The Indian government has decided to take a longer-term view toward addressing its airport infrastructure needs, as domestic traffic growth reaches 18 percent a year. Finally recognizing the shortcomings of planning in three- to five-year increments, and often on an emergency basis, India endeavors now to plan for 15 to 20 years into the future, theoretically allowing for infrastructure development to keep pace with traffic growth, said minister of state for civil aviation Jayant Sinha.
The government initiative known as Next Gen Airports for India centers on upgrading technology at airports to allow for 1 billion trips per year in the next 15 years, said Airports Authority of India chairman Guruprasad Mohapatra. According to Sinha, the country will invest $15 billion in airport infrastructure over the next five years.
India is also considering development of a new airport in Goa, a second airport for Delhi at Jewar, and Navi Mumbai, the second airport for Mumbai, where work has already started. Major initiatives announced this month include a more than $700 million expansion of Guwahati, Chennai, and Lucknow airports in the northeast, south, and northern India, respectively. The project management contract for the first two has gone to U.S.-based Aecom under the India-U.S. Aviation Cooperation Program (ACP), a bilateral public-private partnership between the U.S. Trade Development Agency (USTDA), the U.S. Federal Aviation Administration (FAA), and U.S. aviation companies.
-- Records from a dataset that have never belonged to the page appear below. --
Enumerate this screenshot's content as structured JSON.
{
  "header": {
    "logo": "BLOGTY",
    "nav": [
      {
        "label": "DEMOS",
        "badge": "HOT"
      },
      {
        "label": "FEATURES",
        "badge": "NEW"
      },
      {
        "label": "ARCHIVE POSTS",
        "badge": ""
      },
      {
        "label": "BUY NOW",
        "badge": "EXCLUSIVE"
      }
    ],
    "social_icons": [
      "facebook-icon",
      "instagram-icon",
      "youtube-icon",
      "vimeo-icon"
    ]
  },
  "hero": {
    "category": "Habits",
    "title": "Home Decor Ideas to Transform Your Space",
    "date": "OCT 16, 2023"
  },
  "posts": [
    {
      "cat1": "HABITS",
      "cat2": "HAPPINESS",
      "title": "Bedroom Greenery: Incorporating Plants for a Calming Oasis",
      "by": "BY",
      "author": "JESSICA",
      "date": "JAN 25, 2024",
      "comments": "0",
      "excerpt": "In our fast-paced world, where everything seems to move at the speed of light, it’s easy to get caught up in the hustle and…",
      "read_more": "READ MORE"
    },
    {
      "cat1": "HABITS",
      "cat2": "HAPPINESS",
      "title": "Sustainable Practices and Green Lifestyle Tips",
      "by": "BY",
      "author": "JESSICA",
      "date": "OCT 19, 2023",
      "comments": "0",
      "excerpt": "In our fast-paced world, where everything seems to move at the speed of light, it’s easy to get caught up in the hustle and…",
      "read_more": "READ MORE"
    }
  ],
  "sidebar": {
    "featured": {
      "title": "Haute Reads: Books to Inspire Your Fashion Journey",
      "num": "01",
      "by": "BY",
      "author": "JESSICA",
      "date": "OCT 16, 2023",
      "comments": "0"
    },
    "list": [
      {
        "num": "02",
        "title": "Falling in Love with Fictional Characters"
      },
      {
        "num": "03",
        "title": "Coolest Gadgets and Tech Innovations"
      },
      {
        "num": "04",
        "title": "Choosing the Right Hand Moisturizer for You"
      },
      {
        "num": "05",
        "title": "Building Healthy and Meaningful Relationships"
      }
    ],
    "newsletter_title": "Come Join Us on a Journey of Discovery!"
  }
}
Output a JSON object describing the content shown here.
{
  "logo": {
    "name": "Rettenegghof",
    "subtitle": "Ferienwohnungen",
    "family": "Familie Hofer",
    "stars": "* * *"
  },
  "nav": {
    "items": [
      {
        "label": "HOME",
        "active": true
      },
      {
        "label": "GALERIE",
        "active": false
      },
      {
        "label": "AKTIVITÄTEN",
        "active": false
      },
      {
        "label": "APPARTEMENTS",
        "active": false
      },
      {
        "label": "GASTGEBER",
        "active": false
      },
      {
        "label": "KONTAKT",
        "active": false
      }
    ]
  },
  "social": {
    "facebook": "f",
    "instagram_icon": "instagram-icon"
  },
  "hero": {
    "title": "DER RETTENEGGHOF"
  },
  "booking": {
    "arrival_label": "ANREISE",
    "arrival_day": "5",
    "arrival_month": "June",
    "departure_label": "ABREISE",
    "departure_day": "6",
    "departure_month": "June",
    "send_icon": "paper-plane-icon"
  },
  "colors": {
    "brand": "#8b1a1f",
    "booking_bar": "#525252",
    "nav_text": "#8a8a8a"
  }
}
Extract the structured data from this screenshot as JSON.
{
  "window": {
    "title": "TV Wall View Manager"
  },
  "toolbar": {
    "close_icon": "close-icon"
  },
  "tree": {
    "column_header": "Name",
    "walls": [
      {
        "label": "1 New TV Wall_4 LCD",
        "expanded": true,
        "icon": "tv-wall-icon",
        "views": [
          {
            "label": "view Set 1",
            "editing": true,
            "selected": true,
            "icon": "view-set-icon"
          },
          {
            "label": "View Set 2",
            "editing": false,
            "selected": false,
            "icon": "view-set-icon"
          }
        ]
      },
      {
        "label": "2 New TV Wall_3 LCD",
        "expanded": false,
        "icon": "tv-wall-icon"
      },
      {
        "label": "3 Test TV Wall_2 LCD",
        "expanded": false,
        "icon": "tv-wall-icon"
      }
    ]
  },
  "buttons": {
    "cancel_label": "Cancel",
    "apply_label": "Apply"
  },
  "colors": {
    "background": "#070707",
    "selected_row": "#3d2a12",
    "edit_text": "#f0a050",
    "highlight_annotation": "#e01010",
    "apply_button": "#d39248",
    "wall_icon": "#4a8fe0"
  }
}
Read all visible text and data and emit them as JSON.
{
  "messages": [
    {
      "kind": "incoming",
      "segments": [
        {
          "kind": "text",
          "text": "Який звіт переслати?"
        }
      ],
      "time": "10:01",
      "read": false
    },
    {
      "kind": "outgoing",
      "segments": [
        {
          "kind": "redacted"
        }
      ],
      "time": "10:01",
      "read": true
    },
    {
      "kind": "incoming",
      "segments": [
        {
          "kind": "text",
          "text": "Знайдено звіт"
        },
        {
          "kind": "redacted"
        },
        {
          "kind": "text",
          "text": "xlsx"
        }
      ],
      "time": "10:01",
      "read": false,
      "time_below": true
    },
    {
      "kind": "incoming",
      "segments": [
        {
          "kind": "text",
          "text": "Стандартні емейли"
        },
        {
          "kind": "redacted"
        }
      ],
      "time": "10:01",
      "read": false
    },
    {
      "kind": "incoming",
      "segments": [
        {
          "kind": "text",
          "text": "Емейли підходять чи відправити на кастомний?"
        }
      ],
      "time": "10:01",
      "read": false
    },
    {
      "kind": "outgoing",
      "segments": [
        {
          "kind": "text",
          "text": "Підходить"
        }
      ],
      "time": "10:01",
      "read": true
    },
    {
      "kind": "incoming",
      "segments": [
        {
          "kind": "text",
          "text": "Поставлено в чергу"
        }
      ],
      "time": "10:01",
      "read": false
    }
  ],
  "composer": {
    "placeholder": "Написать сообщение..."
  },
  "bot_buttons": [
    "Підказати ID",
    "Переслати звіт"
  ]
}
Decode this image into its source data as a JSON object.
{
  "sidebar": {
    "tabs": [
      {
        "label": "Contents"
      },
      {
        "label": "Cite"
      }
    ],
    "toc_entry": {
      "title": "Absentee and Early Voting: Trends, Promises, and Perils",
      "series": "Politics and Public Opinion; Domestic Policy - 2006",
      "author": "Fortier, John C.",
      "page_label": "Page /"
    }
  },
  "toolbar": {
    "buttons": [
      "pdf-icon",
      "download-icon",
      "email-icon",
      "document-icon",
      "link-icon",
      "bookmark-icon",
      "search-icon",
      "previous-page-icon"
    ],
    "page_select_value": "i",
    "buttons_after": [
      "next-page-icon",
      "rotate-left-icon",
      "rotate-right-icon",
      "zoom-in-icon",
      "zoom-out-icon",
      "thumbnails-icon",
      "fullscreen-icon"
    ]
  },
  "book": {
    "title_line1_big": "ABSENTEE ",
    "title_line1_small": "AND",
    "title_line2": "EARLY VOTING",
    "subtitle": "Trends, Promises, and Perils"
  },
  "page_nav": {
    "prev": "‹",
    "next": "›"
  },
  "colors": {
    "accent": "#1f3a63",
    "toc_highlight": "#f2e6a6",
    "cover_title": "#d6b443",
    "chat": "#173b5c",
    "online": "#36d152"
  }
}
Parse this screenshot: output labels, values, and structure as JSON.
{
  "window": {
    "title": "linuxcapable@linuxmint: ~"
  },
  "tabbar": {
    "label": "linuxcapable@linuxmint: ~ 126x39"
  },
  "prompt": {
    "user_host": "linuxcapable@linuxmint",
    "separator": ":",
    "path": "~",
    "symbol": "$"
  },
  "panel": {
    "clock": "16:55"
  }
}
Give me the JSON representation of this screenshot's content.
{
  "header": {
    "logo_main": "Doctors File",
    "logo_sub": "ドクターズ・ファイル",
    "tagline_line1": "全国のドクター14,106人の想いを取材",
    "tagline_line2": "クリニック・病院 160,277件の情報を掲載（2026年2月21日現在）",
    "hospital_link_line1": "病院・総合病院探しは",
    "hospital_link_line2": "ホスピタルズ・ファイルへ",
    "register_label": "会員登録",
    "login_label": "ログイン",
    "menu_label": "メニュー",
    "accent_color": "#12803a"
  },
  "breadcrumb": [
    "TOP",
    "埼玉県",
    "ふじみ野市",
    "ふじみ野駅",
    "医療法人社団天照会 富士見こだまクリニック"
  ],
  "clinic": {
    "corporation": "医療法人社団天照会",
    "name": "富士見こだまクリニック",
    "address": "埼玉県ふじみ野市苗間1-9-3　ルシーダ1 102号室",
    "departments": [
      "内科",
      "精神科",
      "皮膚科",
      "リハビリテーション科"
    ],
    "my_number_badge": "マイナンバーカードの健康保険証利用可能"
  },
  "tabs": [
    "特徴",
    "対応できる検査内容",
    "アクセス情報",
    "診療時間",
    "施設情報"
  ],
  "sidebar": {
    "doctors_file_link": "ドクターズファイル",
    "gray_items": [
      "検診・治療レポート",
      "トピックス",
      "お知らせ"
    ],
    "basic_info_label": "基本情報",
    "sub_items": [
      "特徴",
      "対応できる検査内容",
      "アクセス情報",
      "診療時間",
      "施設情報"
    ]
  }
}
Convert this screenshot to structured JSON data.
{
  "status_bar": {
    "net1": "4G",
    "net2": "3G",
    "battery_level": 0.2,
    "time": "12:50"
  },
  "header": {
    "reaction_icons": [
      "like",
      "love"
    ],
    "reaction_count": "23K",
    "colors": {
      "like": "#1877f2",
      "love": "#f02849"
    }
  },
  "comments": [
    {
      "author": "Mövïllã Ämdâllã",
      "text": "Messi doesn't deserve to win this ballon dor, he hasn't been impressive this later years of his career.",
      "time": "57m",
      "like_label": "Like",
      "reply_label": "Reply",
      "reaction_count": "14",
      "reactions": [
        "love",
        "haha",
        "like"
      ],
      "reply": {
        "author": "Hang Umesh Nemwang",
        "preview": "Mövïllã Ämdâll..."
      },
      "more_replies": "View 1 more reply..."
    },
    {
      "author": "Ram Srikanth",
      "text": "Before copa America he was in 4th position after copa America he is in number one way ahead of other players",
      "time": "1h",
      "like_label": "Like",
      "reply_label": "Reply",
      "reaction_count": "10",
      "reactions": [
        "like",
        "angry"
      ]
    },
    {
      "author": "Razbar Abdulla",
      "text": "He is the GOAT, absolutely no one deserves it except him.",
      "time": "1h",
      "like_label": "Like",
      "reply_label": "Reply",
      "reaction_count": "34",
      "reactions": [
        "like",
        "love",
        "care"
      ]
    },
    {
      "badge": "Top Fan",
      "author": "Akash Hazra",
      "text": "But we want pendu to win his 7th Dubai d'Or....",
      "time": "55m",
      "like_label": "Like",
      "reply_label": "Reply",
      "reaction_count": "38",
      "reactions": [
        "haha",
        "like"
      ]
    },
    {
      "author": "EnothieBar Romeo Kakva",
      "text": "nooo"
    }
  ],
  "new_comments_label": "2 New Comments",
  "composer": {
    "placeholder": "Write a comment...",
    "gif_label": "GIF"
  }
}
ACP provides a forum for communication between the government of India and U.S. public and private sector in India. The partners expect the new terminals to open by 2021.
U.S. companies have expressed interest in India’s airports plans. Recently, more than 250 U.S. and Indian public and private partners participated in the sixth biennial U.S.-India Aviation Summit, where U.S. companies signed approximately $300 million in commercial deals, mainly with AAI. They included Smiths Detection, which won a $50 million bid to install and integrate high-speed explosives-detection systems for hold-baggage screening at 11 sites across nine airports in India. The first group of machines will undergo installation in the second half of this year. Meanwhile, L3 Aviation Products' maintenance, repair, and overhaul facility in India received CAR 145 certification from the Directorate General of Civil Aviation. It now stands as one of the first avionics manufacturers to establish an MRO facility in India to repair and sustain its avionics equipment for Indian aircraft. The DGCA approval authorizes the facility to repair products for Indian commercial aviation customers for flight data recorders and cockpit voice recorders. Separately, Harris Corporation took responsibility for modernizing India’s air traffic management communications infrastructure under a 15-year, $141 million contract to serve as the prime contractor and systems integrator for AAI’s Futuristic Telecommunications Infrastructure Initiative.